◆ REQUIRED ACTION ◆
From the entries that follow, copy every line with the word "this".

◆ MATERIALS PROVIDED ◆

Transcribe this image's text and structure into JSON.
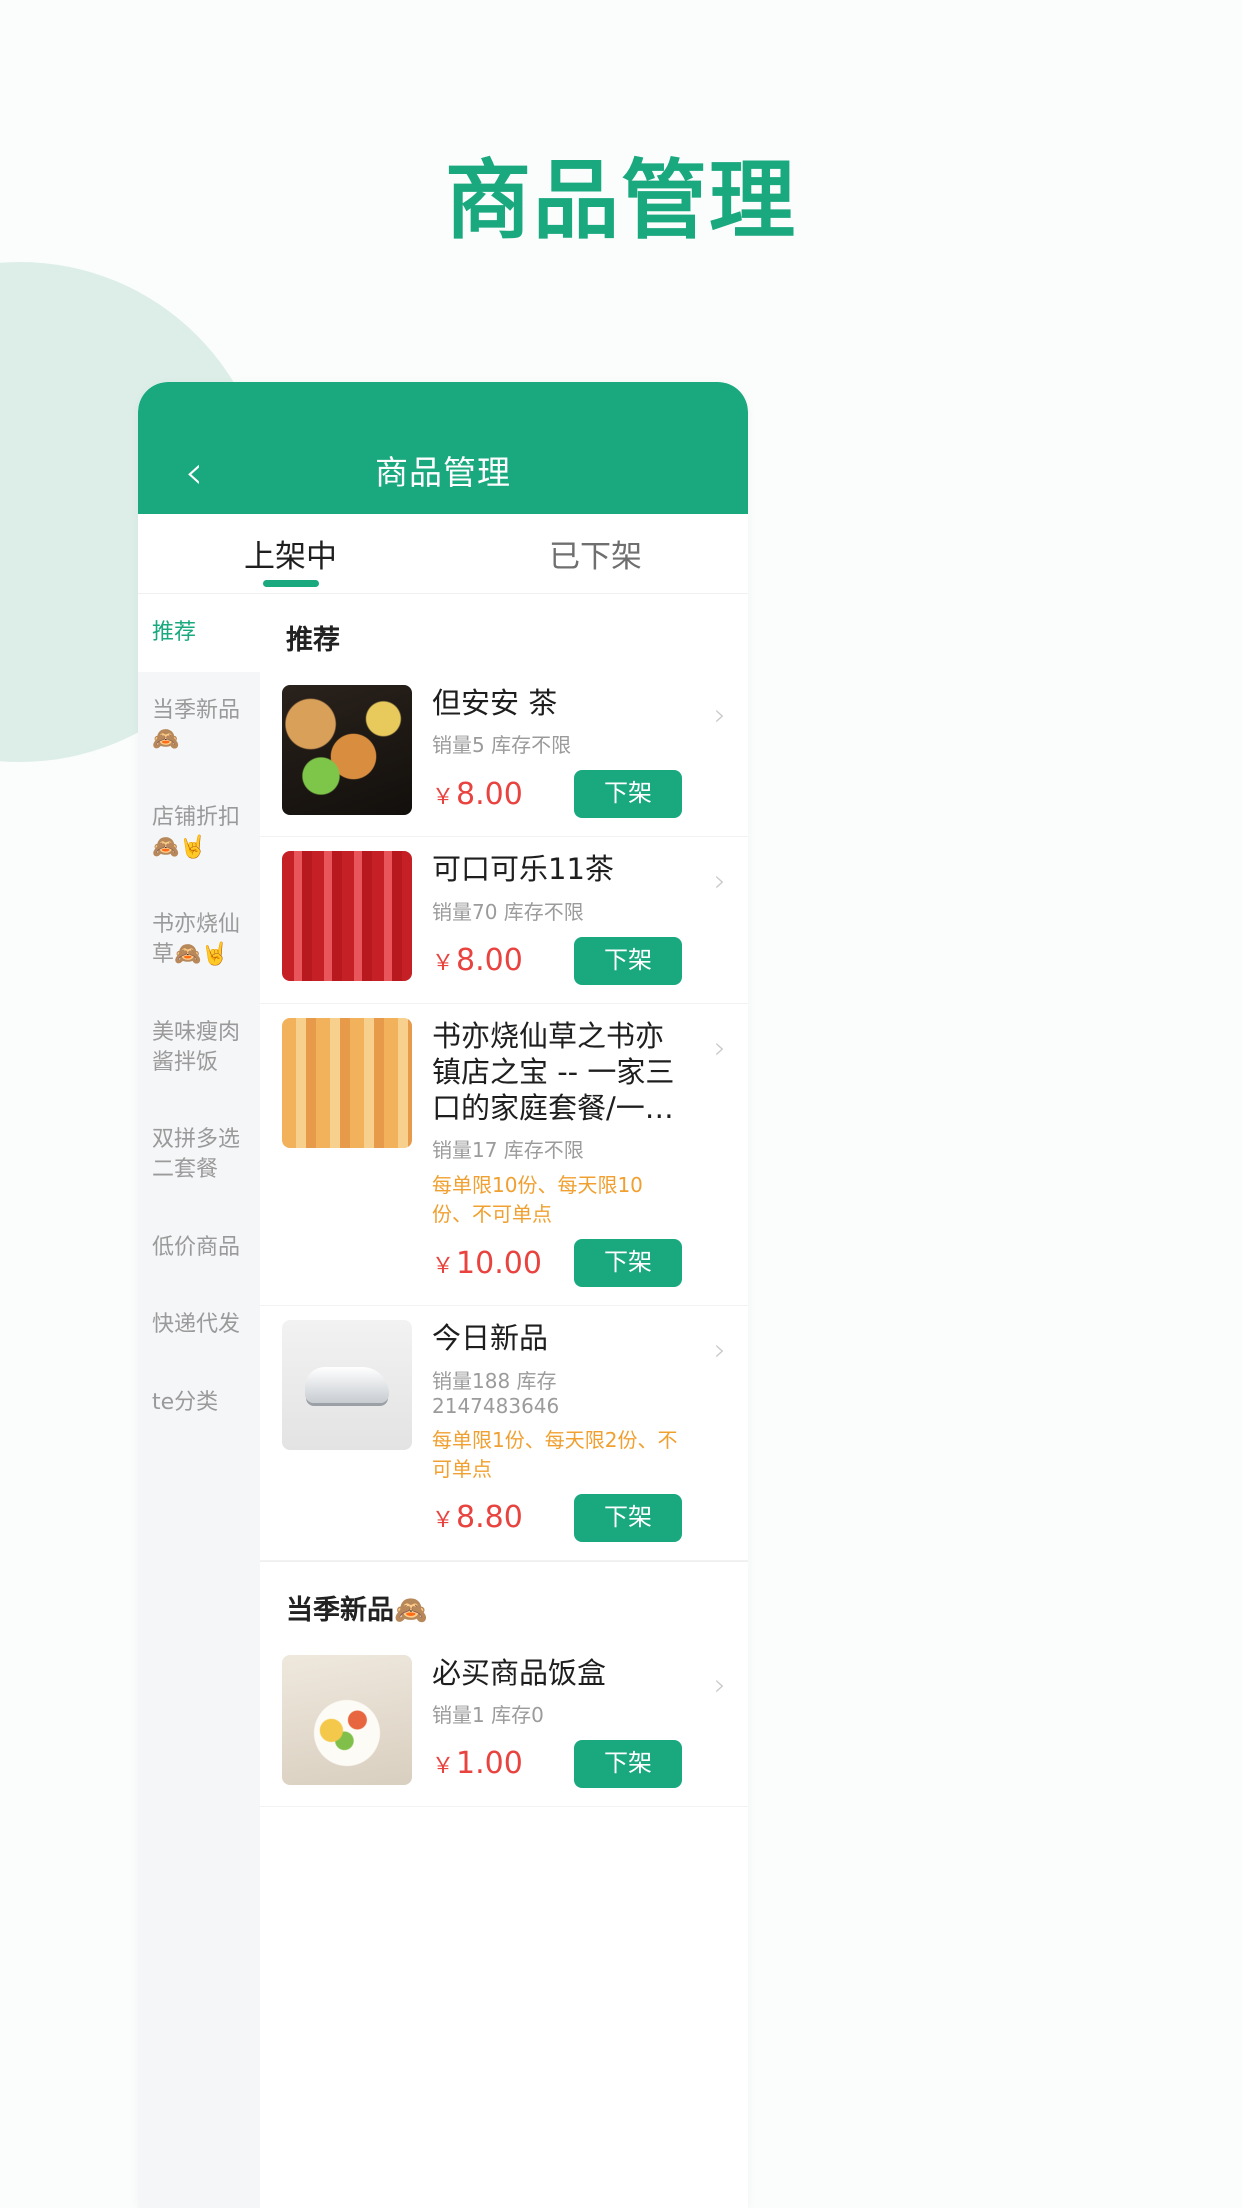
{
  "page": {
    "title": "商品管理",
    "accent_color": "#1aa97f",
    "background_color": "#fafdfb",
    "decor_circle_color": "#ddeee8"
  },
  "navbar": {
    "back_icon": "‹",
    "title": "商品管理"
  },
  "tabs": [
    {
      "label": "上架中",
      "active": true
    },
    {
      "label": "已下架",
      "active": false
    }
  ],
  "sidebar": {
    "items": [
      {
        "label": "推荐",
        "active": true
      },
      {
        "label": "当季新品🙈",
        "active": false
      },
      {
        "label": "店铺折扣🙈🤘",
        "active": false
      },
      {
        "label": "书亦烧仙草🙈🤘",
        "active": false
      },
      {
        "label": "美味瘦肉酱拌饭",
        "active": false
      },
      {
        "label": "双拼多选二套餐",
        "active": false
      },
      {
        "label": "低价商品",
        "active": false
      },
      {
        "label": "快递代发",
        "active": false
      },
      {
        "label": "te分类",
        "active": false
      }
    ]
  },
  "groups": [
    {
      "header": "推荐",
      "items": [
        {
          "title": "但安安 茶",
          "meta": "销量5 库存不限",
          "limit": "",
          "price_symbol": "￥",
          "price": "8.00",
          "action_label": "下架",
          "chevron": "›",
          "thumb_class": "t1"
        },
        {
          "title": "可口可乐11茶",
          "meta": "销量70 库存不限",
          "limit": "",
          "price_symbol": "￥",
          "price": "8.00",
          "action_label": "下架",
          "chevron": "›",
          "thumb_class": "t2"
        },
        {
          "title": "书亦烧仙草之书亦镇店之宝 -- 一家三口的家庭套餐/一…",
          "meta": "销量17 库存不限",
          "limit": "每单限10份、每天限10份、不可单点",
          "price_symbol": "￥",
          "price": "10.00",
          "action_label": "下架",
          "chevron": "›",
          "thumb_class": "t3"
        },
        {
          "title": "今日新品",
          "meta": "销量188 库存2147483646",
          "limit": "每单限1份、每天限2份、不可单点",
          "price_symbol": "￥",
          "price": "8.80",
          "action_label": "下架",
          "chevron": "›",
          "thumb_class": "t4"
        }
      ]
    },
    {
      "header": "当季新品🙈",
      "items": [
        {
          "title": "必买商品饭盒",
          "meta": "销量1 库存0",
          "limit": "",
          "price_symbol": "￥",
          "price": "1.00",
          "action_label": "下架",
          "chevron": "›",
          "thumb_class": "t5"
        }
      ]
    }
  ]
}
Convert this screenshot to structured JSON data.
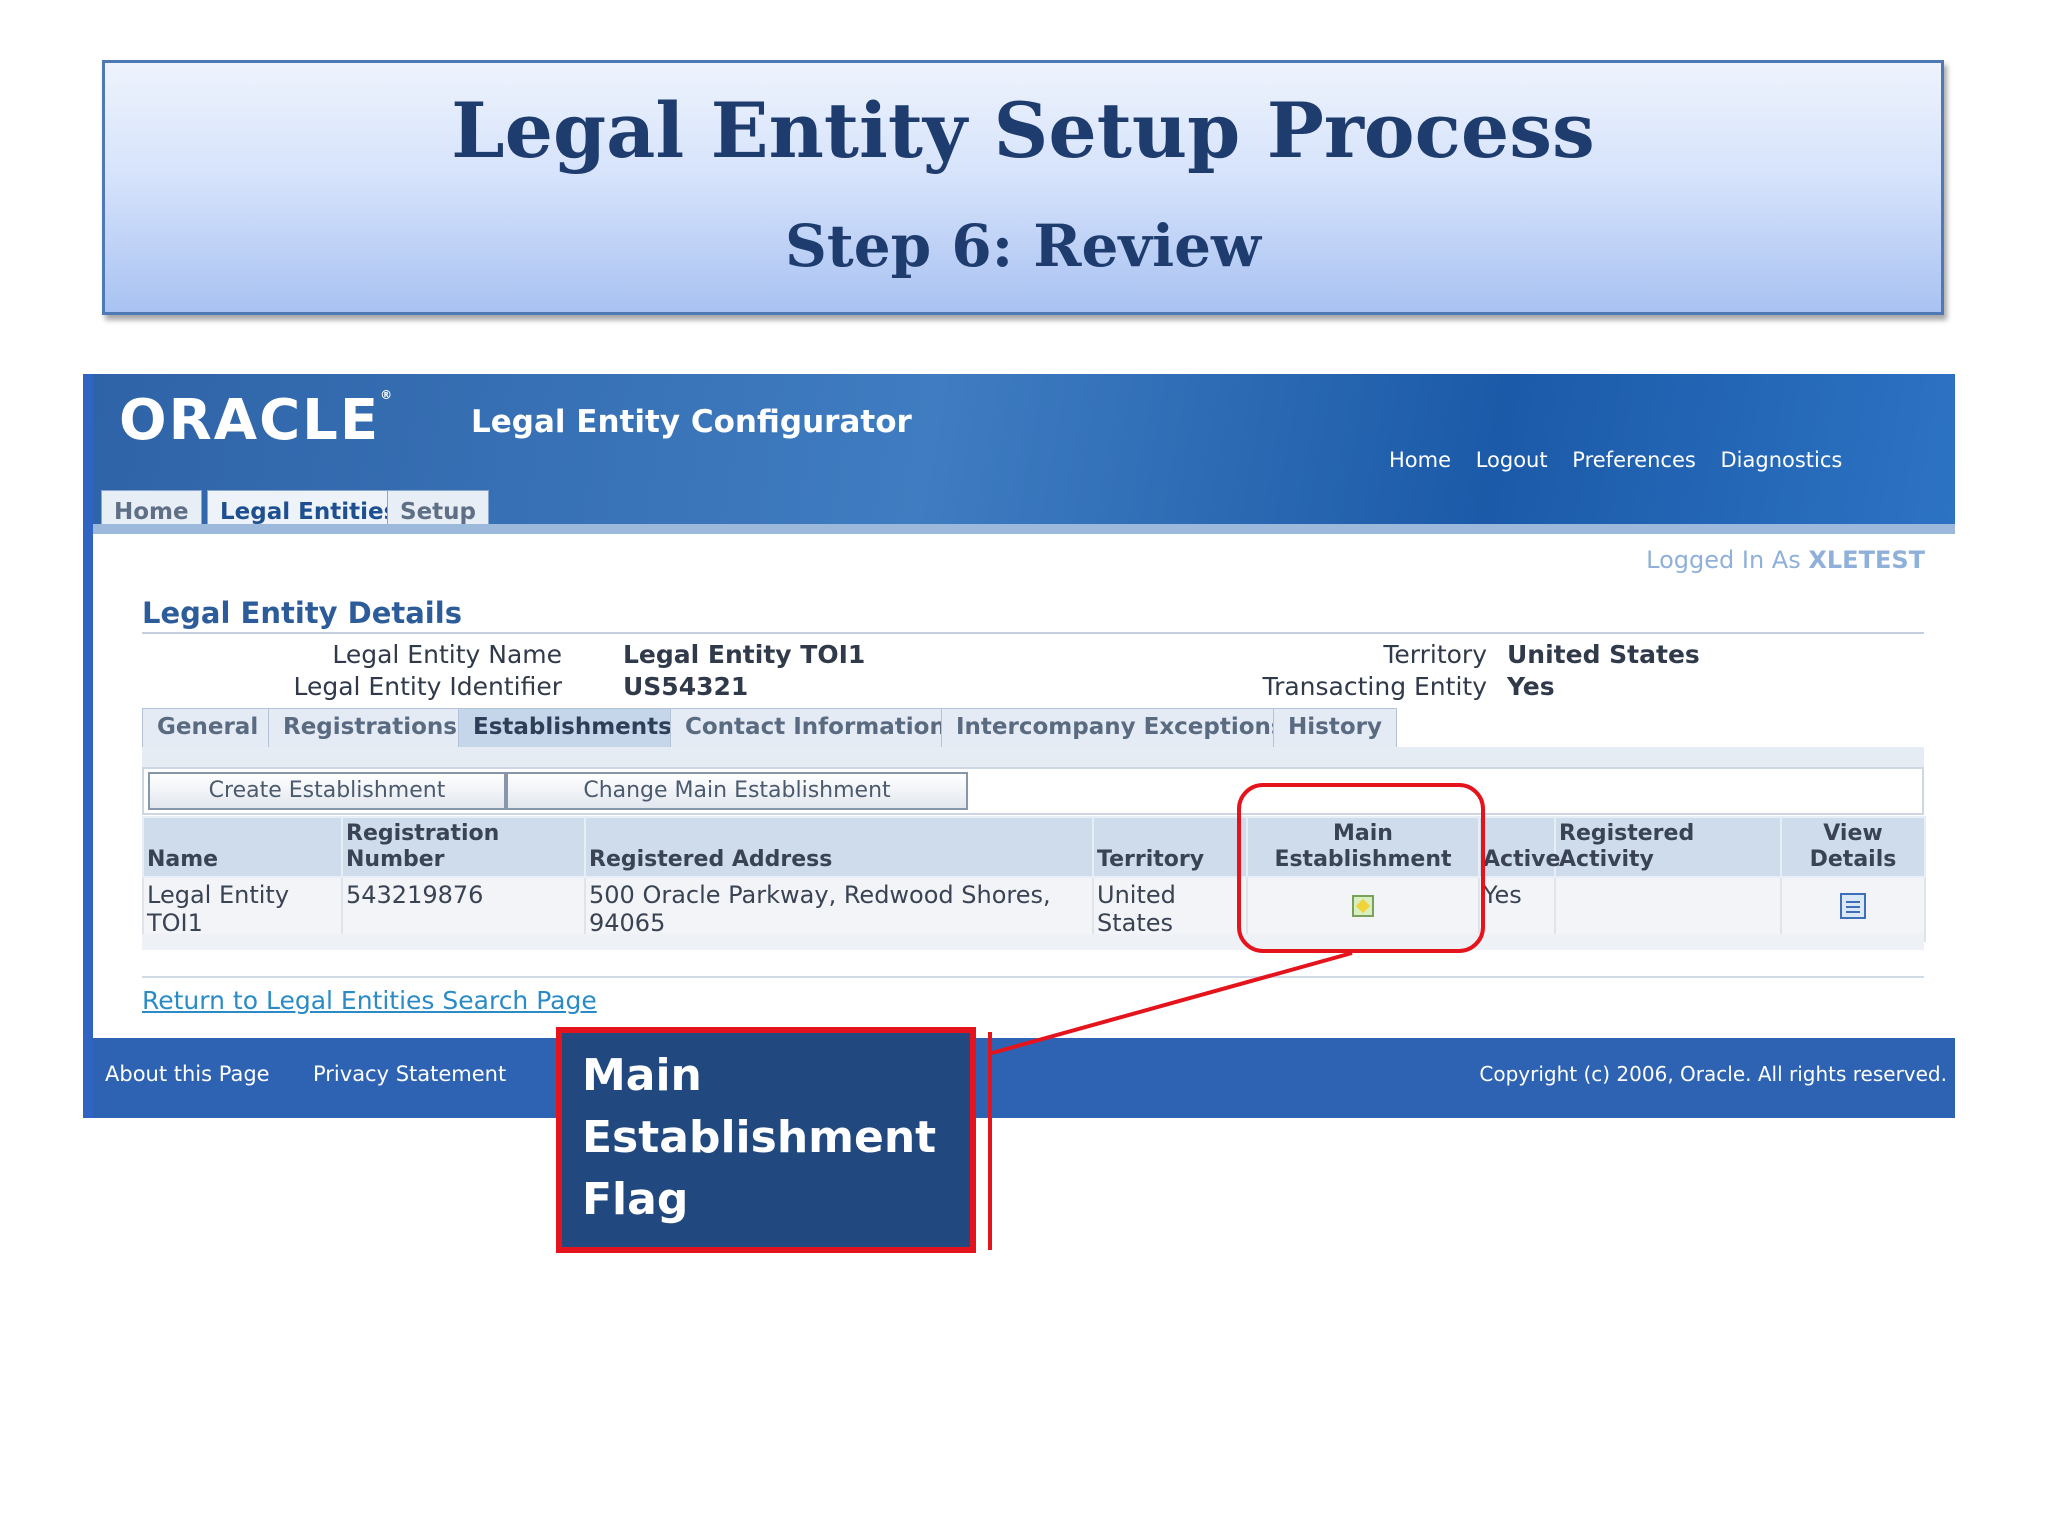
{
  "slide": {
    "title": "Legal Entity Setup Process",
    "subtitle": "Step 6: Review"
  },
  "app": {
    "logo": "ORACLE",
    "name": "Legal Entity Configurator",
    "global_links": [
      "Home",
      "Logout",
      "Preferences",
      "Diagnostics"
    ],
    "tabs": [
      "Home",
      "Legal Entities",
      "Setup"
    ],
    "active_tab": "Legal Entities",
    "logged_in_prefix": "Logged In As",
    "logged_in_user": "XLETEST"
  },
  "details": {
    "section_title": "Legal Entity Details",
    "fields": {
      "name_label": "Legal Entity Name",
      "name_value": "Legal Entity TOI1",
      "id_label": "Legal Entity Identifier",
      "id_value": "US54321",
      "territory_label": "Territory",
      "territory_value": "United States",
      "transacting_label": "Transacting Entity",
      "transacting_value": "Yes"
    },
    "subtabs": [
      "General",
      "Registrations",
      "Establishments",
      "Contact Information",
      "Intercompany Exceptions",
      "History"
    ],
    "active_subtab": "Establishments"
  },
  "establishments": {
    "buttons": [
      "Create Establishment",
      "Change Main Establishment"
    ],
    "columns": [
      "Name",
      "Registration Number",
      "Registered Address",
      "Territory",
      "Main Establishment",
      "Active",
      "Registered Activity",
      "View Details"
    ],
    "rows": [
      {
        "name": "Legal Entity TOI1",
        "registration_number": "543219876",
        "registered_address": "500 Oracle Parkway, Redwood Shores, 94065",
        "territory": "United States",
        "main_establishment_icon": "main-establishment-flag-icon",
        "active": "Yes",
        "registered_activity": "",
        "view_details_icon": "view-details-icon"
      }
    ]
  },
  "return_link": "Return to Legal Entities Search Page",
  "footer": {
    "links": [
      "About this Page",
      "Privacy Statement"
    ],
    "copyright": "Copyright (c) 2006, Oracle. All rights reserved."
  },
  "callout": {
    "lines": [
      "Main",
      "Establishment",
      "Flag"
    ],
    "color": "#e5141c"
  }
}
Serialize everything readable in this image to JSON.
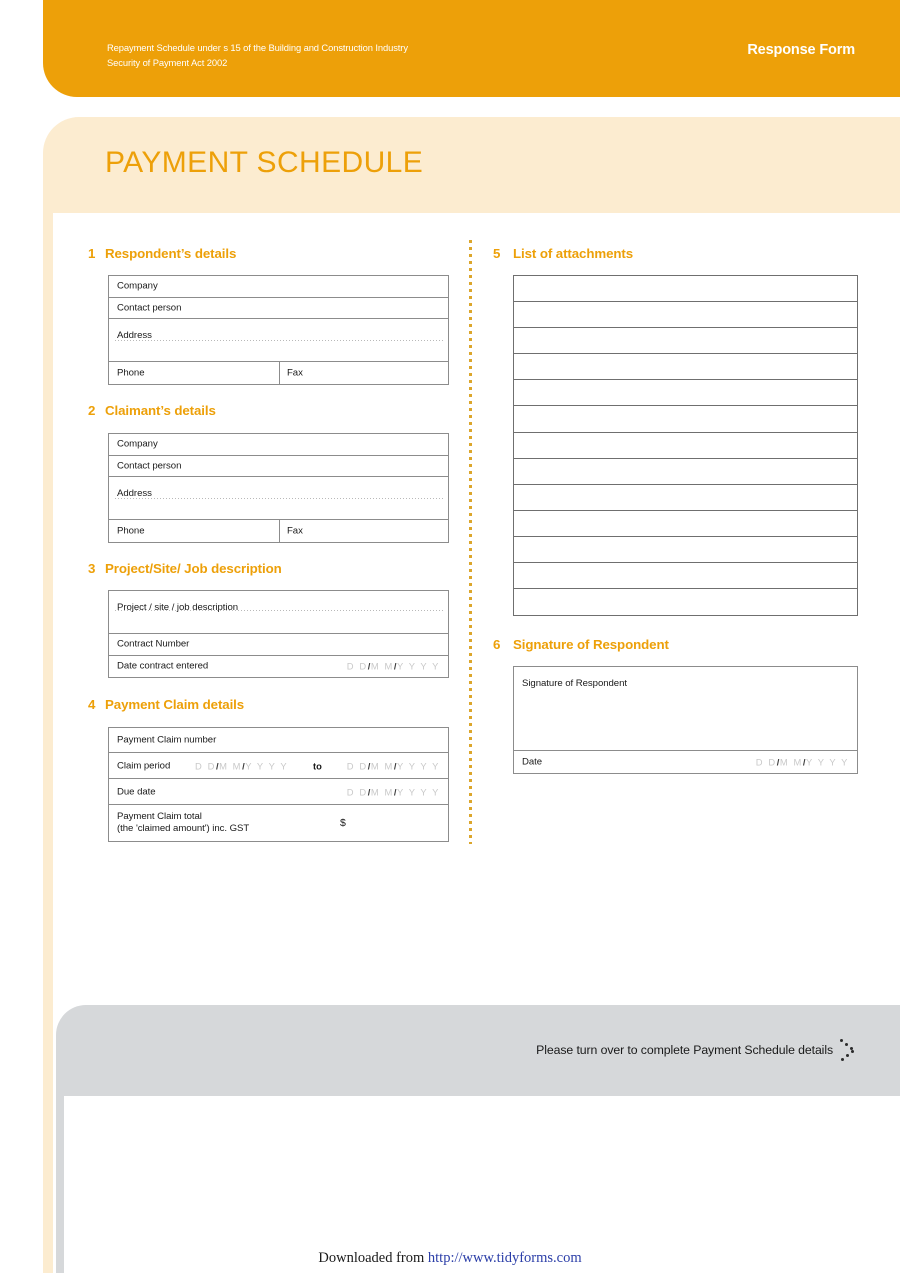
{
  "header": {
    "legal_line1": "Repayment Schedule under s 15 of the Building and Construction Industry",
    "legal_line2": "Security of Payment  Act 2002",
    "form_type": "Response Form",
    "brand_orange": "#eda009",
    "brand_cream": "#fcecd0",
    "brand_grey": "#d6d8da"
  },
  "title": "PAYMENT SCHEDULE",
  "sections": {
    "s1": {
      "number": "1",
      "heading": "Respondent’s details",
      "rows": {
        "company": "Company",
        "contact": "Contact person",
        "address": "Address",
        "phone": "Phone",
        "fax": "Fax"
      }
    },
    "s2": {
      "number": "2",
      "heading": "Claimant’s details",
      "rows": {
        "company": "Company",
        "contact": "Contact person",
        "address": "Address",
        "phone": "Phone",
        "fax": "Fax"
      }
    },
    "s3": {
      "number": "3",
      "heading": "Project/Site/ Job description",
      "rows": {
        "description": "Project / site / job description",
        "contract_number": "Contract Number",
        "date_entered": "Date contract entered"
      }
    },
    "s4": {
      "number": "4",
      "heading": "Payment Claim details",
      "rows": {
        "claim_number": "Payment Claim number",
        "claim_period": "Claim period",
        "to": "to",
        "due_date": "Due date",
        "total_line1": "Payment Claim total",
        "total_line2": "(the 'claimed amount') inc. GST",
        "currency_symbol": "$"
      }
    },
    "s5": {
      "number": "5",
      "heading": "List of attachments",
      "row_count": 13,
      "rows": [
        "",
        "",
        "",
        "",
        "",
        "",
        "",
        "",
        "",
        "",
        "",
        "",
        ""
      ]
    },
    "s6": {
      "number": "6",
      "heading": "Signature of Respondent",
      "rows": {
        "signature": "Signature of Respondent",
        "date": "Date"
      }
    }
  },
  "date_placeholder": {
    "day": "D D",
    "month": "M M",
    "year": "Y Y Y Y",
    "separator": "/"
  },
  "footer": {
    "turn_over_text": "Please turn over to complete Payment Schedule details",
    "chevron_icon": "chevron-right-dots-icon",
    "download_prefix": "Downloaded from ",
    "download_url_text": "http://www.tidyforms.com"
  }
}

◆ TASK RESPONSE ◆
Transcribe this image's text and structure into JSON.
Convert this screenshot to structured JSON data.
      "About this Page",
Serialize everything readable in this image to JSON.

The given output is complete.